[Records drawn from a dataset]

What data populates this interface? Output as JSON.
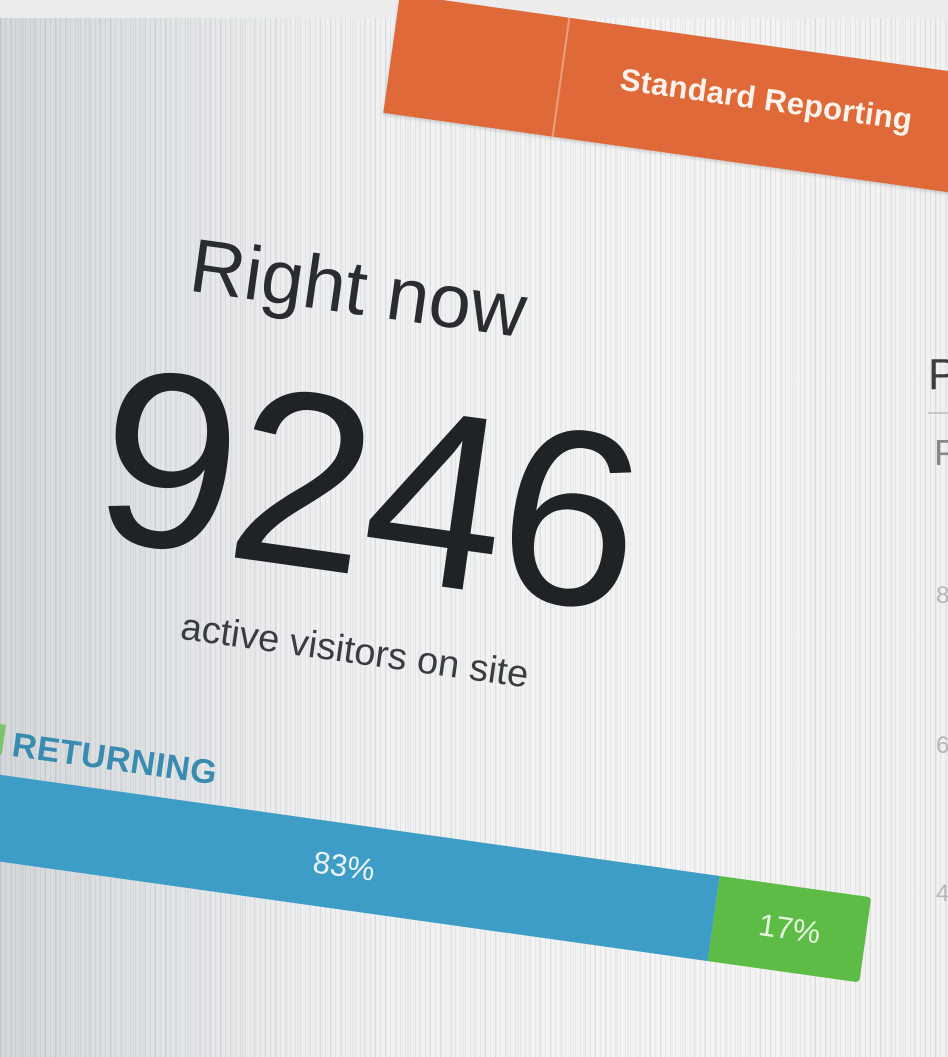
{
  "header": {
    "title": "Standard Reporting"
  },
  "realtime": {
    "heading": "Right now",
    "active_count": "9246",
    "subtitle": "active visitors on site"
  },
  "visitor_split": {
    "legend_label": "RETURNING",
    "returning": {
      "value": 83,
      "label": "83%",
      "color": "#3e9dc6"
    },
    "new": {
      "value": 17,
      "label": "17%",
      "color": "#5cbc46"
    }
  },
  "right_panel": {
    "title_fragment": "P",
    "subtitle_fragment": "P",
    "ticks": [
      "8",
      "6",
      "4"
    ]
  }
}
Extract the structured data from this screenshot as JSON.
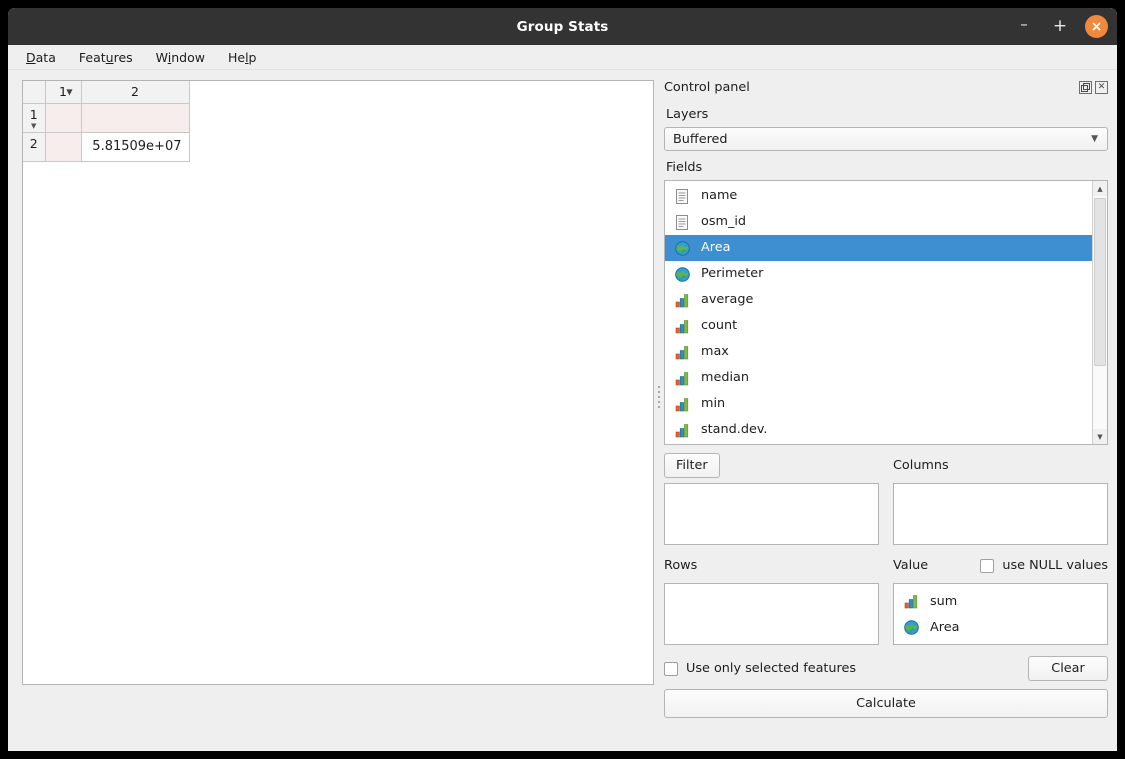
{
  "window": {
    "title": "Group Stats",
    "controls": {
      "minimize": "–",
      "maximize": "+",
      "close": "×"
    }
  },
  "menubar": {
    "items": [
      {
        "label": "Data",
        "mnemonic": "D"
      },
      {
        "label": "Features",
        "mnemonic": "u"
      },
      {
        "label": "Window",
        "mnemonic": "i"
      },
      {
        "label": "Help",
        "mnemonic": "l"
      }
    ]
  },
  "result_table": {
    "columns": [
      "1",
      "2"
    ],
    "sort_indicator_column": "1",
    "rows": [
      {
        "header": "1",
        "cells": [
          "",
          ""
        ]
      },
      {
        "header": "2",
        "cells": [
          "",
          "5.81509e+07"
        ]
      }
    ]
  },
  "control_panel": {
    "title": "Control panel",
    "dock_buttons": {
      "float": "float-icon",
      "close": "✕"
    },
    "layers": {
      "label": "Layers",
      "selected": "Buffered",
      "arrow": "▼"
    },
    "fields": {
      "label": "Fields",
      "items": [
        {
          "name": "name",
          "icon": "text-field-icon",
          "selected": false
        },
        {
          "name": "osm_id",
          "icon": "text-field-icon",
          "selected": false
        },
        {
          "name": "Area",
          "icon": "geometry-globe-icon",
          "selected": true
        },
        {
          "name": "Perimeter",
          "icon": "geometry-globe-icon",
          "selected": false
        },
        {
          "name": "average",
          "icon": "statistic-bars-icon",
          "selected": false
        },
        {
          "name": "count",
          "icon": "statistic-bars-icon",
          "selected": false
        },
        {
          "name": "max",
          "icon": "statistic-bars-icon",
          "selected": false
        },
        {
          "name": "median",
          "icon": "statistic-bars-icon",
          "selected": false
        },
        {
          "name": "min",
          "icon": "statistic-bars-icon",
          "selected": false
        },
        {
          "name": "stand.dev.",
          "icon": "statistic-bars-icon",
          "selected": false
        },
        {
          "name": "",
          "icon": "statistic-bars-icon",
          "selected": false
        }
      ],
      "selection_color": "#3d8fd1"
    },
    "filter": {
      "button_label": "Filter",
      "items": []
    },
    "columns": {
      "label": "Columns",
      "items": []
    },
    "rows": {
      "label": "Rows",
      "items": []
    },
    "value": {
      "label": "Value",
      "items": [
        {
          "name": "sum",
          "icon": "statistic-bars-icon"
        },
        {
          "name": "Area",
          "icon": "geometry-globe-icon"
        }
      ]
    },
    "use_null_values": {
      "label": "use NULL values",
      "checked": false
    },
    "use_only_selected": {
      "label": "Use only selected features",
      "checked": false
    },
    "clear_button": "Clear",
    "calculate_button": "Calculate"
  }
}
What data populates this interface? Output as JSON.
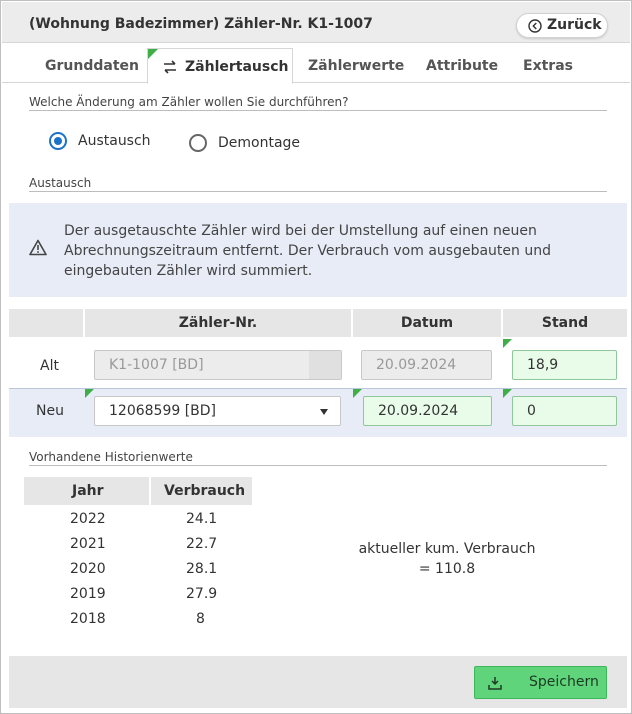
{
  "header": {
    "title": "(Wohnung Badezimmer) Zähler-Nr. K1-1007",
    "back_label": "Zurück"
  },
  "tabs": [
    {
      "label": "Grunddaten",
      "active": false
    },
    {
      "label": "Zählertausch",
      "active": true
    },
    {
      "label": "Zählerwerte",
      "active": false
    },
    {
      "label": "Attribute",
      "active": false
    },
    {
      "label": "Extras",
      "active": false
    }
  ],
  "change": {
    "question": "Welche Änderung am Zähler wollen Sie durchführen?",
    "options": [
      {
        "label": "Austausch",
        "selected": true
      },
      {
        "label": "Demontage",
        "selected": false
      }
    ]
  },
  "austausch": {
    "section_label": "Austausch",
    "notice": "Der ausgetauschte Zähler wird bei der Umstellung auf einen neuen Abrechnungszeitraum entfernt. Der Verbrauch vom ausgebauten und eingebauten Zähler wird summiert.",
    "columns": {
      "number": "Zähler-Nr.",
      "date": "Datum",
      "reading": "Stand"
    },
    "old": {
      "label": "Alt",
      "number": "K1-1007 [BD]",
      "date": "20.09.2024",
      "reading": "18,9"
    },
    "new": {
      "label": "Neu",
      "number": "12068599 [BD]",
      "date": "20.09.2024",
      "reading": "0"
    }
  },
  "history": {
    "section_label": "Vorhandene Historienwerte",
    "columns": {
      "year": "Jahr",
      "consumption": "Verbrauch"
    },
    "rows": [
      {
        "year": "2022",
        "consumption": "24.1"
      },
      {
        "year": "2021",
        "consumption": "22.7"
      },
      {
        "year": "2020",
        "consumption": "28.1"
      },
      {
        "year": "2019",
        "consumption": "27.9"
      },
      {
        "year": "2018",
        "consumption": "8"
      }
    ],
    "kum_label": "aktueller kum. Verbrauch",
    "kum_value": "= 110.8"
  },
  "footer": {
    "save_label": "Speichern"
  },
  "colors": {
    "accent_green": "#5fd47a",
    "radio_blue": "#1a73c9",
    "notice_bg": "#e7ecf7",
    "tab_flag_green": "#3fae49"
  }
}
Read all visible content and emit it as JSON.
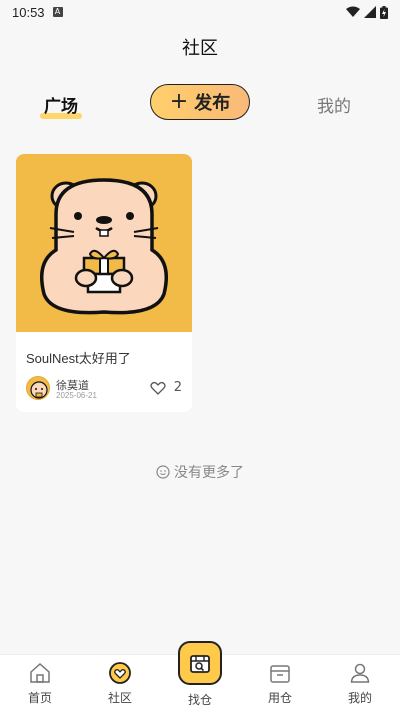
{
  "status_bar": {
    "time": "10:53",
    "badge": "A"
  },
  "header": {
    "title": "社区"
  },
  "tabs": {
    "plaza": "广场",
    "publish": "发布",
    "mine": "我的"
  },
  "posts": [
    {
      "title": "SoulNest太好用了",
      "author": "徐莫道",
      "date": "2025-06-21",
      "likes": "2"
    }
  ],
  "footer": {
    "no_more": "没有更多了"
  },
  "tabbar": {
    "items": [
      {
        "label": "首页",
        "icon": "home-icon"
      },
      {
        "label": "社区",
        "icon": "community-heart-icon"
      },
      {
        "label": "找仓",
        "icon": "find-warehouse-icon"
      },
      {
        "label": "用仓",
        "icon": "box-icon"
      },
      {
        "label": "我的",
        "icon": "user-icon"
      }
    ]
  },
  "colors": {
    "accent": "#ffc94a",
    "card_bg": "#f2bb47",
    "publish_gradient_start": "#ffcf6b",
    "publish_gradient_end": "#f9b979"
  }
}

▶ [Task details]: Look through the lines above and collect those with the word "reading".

▶ [Exercise solution]:
      "reading": "Stand"
      "reading": "18,9"
      "reading": "0"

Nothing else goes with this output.